[Collected data entries]
......

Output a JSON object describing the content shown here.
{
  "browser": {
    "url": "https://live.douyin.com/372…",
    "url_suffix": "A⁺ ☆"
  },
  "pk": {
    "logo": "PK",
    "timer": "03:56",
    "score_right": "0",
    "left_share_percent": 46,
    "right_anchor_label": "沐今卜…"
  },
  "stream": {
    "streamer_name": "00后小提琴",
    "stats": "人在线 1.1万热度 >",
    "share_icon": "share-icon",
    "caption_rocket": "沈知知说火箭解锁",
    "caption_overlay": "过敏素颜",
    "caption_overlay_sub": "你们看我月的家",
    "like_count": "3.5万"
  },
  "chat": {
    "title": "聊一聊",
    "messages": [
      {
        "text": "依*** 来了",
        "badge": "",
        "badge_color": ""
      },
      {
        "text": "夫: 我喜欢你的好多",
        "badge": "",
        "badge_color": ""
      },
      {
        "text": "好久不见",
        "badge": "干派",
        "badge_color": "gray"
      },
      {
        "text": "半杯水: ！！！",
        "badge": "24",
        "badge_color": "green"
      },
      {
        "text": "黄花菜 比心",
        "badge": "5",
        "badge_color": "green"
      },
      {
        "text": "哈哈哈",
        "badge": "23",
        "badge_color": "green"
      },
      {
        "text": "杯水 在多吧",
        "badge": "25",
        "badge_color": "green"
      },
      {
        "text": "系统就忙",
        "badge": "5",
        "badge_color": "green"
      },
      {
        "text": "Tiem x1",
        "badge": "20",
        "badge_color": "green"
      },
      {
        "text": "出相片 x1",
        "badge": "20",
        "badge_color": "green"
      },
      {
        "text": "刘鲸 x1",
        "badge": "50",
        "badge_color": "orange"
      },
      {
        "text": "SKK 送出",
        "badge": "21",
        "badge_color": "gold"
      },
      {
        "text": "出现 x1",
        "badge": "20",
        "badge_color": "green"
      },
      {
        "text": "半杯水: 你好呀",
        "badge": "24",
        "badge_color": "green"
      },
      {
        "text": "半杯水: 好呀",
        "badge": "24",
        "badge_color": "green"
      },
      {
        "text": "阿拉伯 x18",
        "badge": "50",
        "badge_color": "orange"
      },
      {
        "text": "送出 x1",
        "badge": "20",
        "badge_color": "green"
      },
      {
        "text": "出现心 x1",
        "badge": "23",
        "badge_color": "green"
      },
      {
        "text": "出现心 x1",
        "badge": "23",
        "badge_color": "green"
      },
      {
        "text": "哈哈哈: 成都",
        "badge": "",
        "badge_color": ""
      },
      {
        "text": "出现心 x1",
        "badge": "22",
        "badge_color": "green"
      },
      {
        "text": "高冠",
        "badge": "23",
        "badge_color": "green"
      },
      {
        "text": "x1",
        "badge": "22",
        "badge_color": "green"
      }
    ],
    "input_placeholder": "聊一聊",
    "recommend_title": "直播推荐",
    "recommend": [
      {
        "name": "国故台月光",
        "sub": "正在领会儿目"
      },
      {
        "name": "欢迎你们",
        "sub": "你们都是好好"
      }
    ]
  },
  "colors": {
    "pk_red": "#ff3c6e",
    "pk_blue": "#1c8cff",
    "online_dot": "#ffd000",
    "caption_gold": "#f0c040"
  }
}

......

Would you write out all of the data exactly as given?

Output a JSON object describing the content shown here.
{
  "browser": {
    "url": "https://live.douyin.com/372…",
    "url_suffix": "A⁺ ☆"
  },
  "pk": {
    "logo": "PK",
    "timer": "03:56",
    "score_right": "0",
    "left_share_percent": 46,
    "right_anchor_label": "沐今卜…"
  },
  "stream": {
    "streamer_name": "00后小提琴",
    "stats": "人在线 1.1万热度 >",
    "share_icon": "share-icon",
    "caption_rocket": "沈知知说火箭解锁",
    "caption_overlay": "过敏素颜",
    "caption_overlay_sub": "你们看我月的家",
    "like_count": "3.5万"
  },
  "chat": {
    "title": "聊一聊",
    "messages": [
      {
        "text": "依*** 来了",
        "badge": "",
        "badge_color": ""
      },
      {
        "text": "夫: 我喜欢你的好多",
        "badge": "",
        "badge_color": ""
      },
      {
        "text": "好久不见",
        "badge": "干派",
        "badge_color": "gray"
      },
      {
        "text": "半杯水: ！！！",
        "badge": "24",
        "badge_color": "green"
      },
      {
        "text": "黄花菜 比心",
        "badge": "5",
        "badge_color": "green"
      },
      {
        "text": "哈哈哈",
        "badge": "23",
        "badge_color": "green"
      },
      {
        "text": "杯水 在多吧",
        "badge": "25",
        "badge_color": "green"
      },
      {
        "text": "系统就忙",
        "badge": "5",
        "badge_color": "green"
      },
      {
        "text": "Tiem x1",
        "badge": "20",
        "badge_color": "green"
      },
      {
        "text": "出相片 x1",
        "badge": "20",
        "badge_color": "green"
      },
      {
        "text": "刘鲸 x1",
        "badge": "50",
        "badge_color": "orange"
      },
      {
        "text": "SKK 送出",
        "badge": "21",
        "badge_color": "gold"
      },
      {
        "text": "出现 x1",
        "badge": "20",
        "badge_color": "green"
      },
      {
        "text": "半杯水: 你好呀",
        "badge": "24",
        "badge_color": "green"
      },
      {
        "text": "半杯水: 好呀",
        "badge": "24",
        "badge_color": "green"
      },
      {
        "text": "阿拉伯 x18",
        "badge": "50",
        "badge_color": "orange"
      },
      {
        "text": "送出 x1",
        "badge": "20",
        "badge_color": "green"
      },
      {
        "text": "出现心 x1",
        "badge": "23",
        "badge_color": "green"
      },
      {
        "text": "出现心 x1",
        "badge": "23",
        "badge_color": "green"
      },
      {
        "text": "哈哈哈: 成都",
        "badge": "",
        "badge_color": ""
      },
      {
        "text": "出现心 x1",
        "badge": "22",
        "badge_color": "green"
      },
      {
        "text": "高冠",
        "badge": "23",
        "badge_color": "green"
      },
      {
        "text": "x1",
        "badge": "22",
        "badge_color": "green"
      }
    ],
    "input_placeholder": "聊一聊",
    "recommend_title": "直播推荐",
    "recommend": [
      {
        "name": "国故台月光",
        "sub": "正在领会儿目"
      },
      {
        "name": "欢迎你们",
        "sub": "你们都是好好"
      }
    ]
  },
  "colors": {
    "pk_red": "#ff3c6e",
    "pk_blue": "#1c8cff",
    "online_dot": "#ffd000",
    "caption_gold": "#f0c040"
  }
}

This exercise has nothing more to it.